Element data from apps and pages:
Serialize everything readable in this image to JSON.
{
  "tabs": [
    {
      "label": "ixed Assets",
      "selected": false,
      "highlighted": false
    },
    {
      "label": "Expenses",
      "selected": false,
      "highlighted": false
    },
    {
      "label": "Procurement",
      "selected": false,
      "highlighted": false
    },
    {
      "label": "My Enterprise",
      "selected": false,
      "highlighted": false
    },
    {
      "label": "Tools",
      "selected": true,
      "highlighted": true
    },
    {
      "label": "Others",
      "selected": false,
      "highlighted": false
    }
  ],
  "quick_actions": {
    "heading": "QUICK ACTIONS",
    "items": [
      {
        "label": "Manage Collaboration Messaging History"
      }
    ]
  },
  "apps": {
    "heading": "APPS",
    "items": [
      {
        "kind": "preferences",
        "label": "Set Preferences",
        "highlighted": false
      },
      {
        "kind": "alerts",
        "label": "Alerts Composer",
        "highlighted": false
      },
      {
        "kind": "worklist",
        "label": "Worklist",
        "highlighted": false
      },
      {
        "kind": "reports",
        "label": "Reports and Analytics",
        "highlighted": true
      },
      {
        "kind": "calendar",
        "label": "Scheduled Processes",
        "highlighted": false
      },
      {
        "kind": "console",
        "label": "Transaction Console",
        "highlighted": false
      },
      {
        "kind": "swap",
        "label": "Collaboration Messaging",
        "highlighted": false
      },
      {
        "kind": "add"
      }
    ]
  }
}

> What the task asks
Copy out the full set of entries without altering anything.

> Response to this task
Serialize everything readable in this image to JSON.
{
  "tabs": [
    {
      "label": "ixed Assets",
      "selected": false,
      "highlighted": false
    },
    {
      "label": "Expenses",
      "selected": false,
      "highlighted": false
    },
    {
      "label": "Procurement",
      "selected": false,
      "highlighted": false
    },
    {
      "label": "My Enterprise",
      "selected": false,
      "highlighted": false
    },
    {
      "label": "Tools",
      "selected": true,
      "highlighted": true
    },
    {
      "label": "Others",
      "selected": false,
      "highlighted": false
    }
  ],
  "quick_actions": {
    "heading": "QUICK ACTIONS",
    "items": [
      {
        "label": "Manage Collaboration Messaging History"
      }
    ]
  },
  "apps": {
    "heading": "APPS",
    "items": [
      {
        "kind": "preferences",
        "label": "Set Preferences",
        "highlighted": false
      },
      {
        "kind": "alerts",
        "label": "Alerts Composer",
        "highlighted": false
      },
      {
        "kind": "worklist",
        "label": "Worklist",
        "highlighted": false
      },
      {
        "kind": "reports",
        "label": "Reports and Analytics",
        "highlighted": true
      },
      {
        "kind": "calendar",
        "label": "Scheduled Processes",
        "highlighted": false
      },
      {
        "kind": "console",
        "label": "Transaction Console",
        "highlighted": false
      },
      {
        "kind": "swap",
        "label": "Collaboration Messaging",
        "highlighted": false
      },
      {
        "kind": "add"
      }
    ]
  }
}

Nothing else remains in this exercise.